Another Perishable Post: One Day to Fateful Tuesday

Tomorrow there are primaries in five state. Weekend polls showed Trump far ahead in Florida, and Rubio in third place behind Cruz, who isn't even campaigning there anymore.  So it seems pretty likely that Rubio is toast, and he will suspend his campaign this week.

Those polls show Kasich and Trump are virtually tied in Ohio.  For the final push Mitt Romney is campaigning for Kasich, and John Banal has endorsed him.  My instincts tell me both of those will backfire, and the momentum will return to Trump--and with early voters often going to him, he's still most likely to win this winner take all.

 If Kasich wins Ohio, there's at least a moment of hope for anti-Trump GOPers, however illusory it might turn out to be.  If by dint of a weekend backlash he also wins another state, like Illinois (which according to polls is extremely unlikely), then Kasich actually becomes a factor.

If Kasich loses Ohio, where as Governor he pretty much commands the state Republican infrastructure and the state's voting machinery as he obviously will nowhere else--then he's done.

Meanwhile Cruz needs to win somewhere--Illinois seems his best shot, but Missouri would be more impressive.  Trump's lead in both states has fallen in recent polls.  If Trump loses Missouri, and late deciders went elsewhere, then there's some evidence that this weekend's troubles have hurt him because Missouri has no early voting.  In any case, Cruz may well be the last man standing against Trump when Wednesday rolls around.

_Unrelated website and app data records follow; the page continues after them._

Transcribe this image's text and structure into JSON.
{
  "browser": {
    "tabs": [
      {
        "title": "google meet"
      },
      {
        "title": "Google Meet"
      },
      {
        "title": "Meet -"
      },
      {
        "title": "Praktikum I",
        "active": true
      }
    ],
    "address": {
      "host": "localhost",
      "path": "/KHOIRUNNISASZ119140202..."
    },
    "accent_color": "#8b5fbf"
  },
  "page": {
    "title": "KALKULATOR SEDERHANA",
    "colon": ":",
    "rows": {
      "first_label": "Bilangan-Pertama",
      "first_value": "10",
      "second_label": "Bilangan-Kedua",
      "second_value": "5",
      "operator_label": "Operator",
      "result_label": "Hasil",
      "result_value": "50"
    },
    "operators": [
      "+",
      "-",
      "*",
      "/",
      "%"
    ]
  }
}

With the Democrats, Bernie Sanders has a shot at Illinois, which is possible if a late surge breaks big enough for him (though the incredible polling swing in one week--from Hillary up 46 points to Bernie leading--suggests we don't really know anything) and maybe Missouri, but there I doubt it.  Except for a kerfluffle over Nancy Reagan, Hillary has engendered no new controversy, so her support should hold, and unless there's a big demographic surge of young voters, I feel Missouri voters will be put off by the participation of Sanders partisans in clashes at a couple of Trump events.  Ohio has gotten closer, but a Bernie win there would be regarded as a serious upset.

 In any case, polls show Hillary is way ahead in North Carolina and Florida, more narrowly ahead elsewhere. She's almost certain to come out of Tuesday with more delegates, and she could sweep.

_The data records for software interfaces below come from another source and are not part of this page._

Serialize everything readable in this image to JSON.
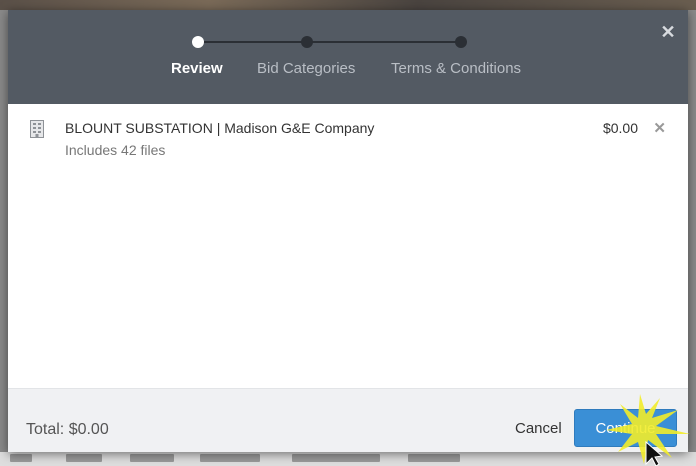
{
  "wizard": {
    "steps": [
      {
        "label": "Review",
        "active": true
      },
      {
        "label": "Bid Categories",
        "active": false
      },
      {
        "label": "Terms & Conditions",
        "active": false
      }
    ],
    "close_icon": "close-icon"
  },
  "cart": {
    "items": [
      {
        "icon": "building-icon",
        "title": "BLOUNT SUBSTATION | Madison G&E Company",
        "subtitle": "Includes 42 files",
        "price": "$0.00",
        "remove_icon": "remove-icon"
      }
    ]
  },
  "footer": {
    "total_label": "Total: $0.00",
    "cancel_label": "Cancel",
    "continue_label": "Continue"
  },
  "colors": {
    "header_bg": "#535a63",
    "primary_button": "#3a8fd6",
    "footer_bg": "#f0f1f3"
  }
}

But you know, this is Monday, and who knows what the day will bring.

Mon. p.m.: A detailed piece in the New York Times about the last days of campaigning suggest how demographically driven the Dem race has become.  The Clinton campaign is either trying to lower expectations by signaling that Bernie has the upper hand in three midwestern states, or...that campaign is in more trouble than it should be. Ed Kilgore at New York pretty much agrees with the distinct possibility of Bernie winning all three, though for different reasons in each state.

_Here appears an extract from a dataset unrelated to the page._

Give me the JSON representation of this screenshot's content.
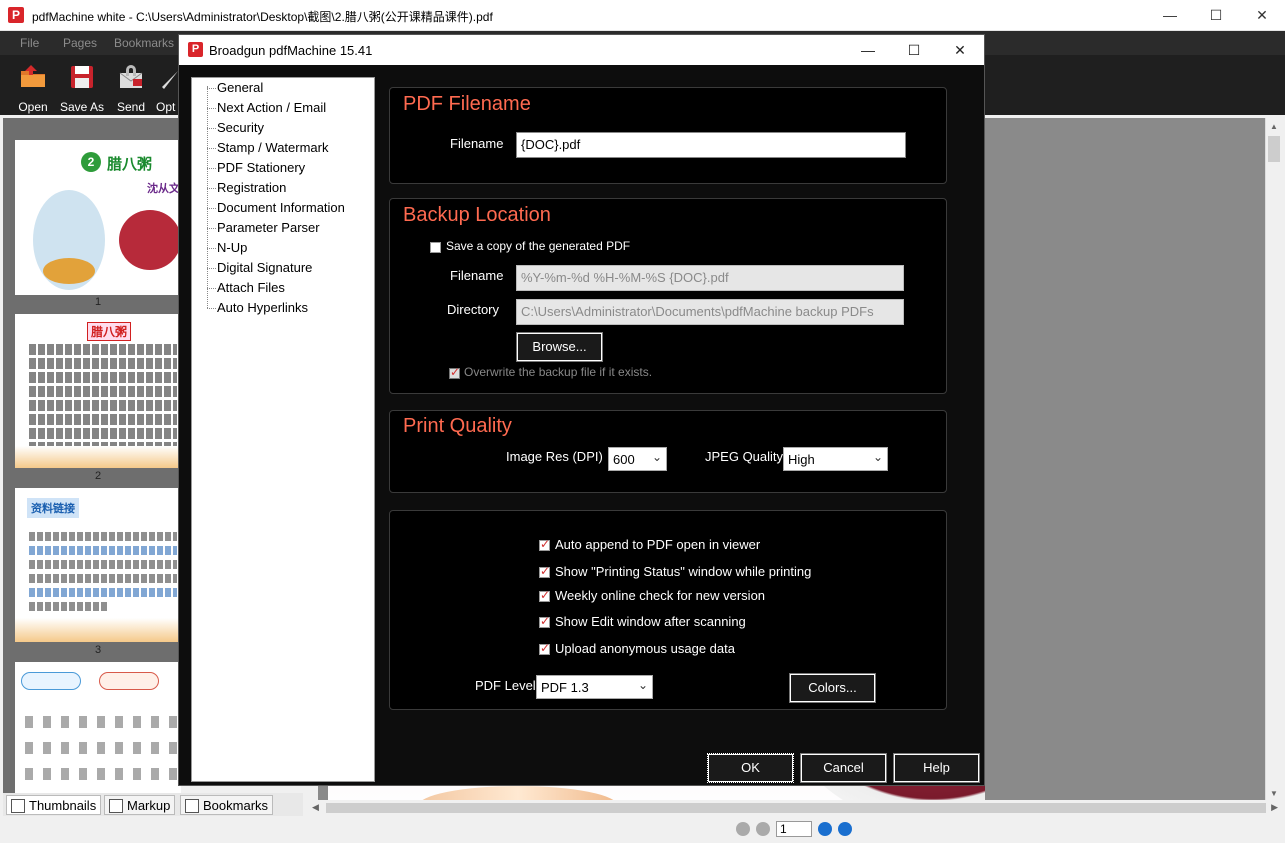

  Other stories emphasize delegates--that unless Bernie not only wins these states but wins them big, the victories won't cut into Hillary's lead because she's get a large share of the proportional delegates.

In this story I also flag the ad campaign targeting Trump on the basis of his manifold insults to women.  How well this works could be key to Hillary's campaign in the general, if such were to happen.

The story also repeats a quote going around that may be a little out of context but seems accurate that Hillary said of clean energy plans "we're going to put a lot of coal miner and coal companies out of business," which is not only an utterly needless, gratuitous statement (coal companies are clearly doomed, so why crow about it?) it's as tone-deaf and heartless as it seems possible for a politician to make who is running for President.